--- Supplied information ---

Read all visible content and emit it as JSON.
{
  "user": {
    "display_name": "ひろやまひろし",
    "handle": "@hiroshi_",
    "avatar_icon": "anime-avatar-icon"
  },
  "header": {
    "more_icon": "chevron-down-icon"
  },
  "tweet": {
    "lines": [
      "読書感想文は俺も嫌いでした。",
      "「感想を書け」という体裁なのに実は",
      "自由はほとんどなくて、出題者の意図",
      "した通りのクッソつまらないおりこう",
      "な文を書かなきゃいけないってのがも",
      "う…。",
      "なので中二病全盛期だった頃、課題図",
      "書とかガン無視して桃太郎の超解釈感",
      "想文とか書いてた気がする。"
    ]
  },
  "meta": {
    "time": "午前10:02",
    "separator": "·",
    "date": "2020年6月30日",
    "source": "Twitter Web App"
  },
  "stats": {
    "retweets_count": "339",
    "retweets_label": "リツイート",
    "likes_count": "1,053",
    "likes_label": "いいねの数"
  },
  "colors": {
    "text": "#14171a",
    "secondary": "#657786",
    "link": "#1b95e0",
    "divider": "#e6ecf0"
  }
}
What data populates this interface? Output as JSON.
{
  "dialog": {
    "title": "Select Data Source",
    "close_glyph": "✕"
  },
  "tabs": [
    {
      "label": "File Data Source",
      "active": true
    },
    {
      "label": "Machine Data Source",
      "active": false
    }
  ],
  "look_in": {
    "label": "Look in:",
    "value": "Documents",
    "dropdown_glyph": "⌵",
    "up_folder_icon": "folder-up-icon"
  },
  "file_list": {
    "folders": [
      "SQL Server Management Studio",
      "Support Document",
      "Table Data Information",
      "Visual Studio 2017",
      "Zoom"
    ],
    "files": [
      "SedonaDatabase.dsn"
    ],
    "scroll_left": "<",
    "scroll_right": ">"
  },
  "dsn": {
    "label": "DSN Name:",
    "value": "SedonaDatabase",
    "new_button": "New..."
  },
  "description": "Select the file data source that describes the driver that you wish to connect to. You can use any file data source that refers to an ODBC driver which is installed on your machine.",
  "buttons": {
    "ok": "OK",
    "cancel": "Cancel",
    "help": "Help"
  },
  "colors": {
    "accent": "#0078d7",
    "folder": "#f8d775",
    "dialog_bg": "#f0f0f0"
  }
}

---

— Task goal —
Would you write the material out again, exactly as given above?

— Solution for this problem —
Read all visible content and emit it as JSON.
{
  "user": {
    "display_name": "ひろやまひろし",
    "handle": "@hiroshi_",
    "avatar_icon": "anime-avatar-icon"
  },
  "header": {
    "more_icon": "chevron-down-icon"
  },
  "tweet": {
    "lines": [
      "読書感想文は俺も嫌いでした。",
      "「感想を書け」という体裁なのに実は",
      "自由はほとんどなくて、出題者の意図",
      "した通りのクッソつまらないおりこう",
      "な文を書かなきゃいけないってのがも",
      "う…。",
      "なので中二病全盛期だった頃、課題図",
      "書とかガン無視して桃太郎の超解釈感",
      "想文とか書いてた気がする。"
    ]
  },
  "meta": {
    "time": "午前10:02",
    "separator": "·",
    "date": "2020年6月30日",
    "source": "Twitter Web App"
  },
  "stats": {
    "retweets_count": "339",
    "retweets_label": "リツイート",
    "likes_count": "1,053",
    "likes_label": "いいねの数"
  },
  "colors": {
    "text": "#14171a",
    "secondary": "#657786",
    "link": "#1b95e0",
    "divider": "#e6ecf0"
  }
}
What data populates this interface? Output as JSON.
{
  "dialog": {
    "title": "Select Data Source",
    "close_glyph": "✕"
  },
  "tabs": [
    {
      "label": "File Data Source",
      "active": true
    },
    {
      "label": "Machine Data Source",
      "active": false
    }
  ],
  "look_in": {
    "label": "Look in:",
    "value": "Documents",
    "dropdown_glyph": "⌵",
    "up_folder_icon": "folder-up-icon"
  },
  "file_list": {
    "folders": [
      "SQL Server Management Studio",
      "Support Document",
      "Table Data Information",
      "Visual Studio 2017",
      "Zoom"
    ],
    "files": [
      "SedonaDatabase.dsn"
    ],
    "scroll_left": "<",
    "scroll_right": ">"
  },
  "dsn": {
    "label": "DSN Name:",
    "value": "SedonaDatabase",
    "new_button": "New..."
  },
  "description": "Select the file data source that describes the driver that you wish to connect to. You can use any file data source that refers to an ODBC driver which is installed on your machine.",
  "buttons": {
    "ok": "OK",
    "cancel": "Cancel",
    "help": "Help"
  },
  "colors": {
    "accent": "#0078d7",
    "folder": "#f8d775",
    "dialog_bg": "#f0f0f0"
  }
}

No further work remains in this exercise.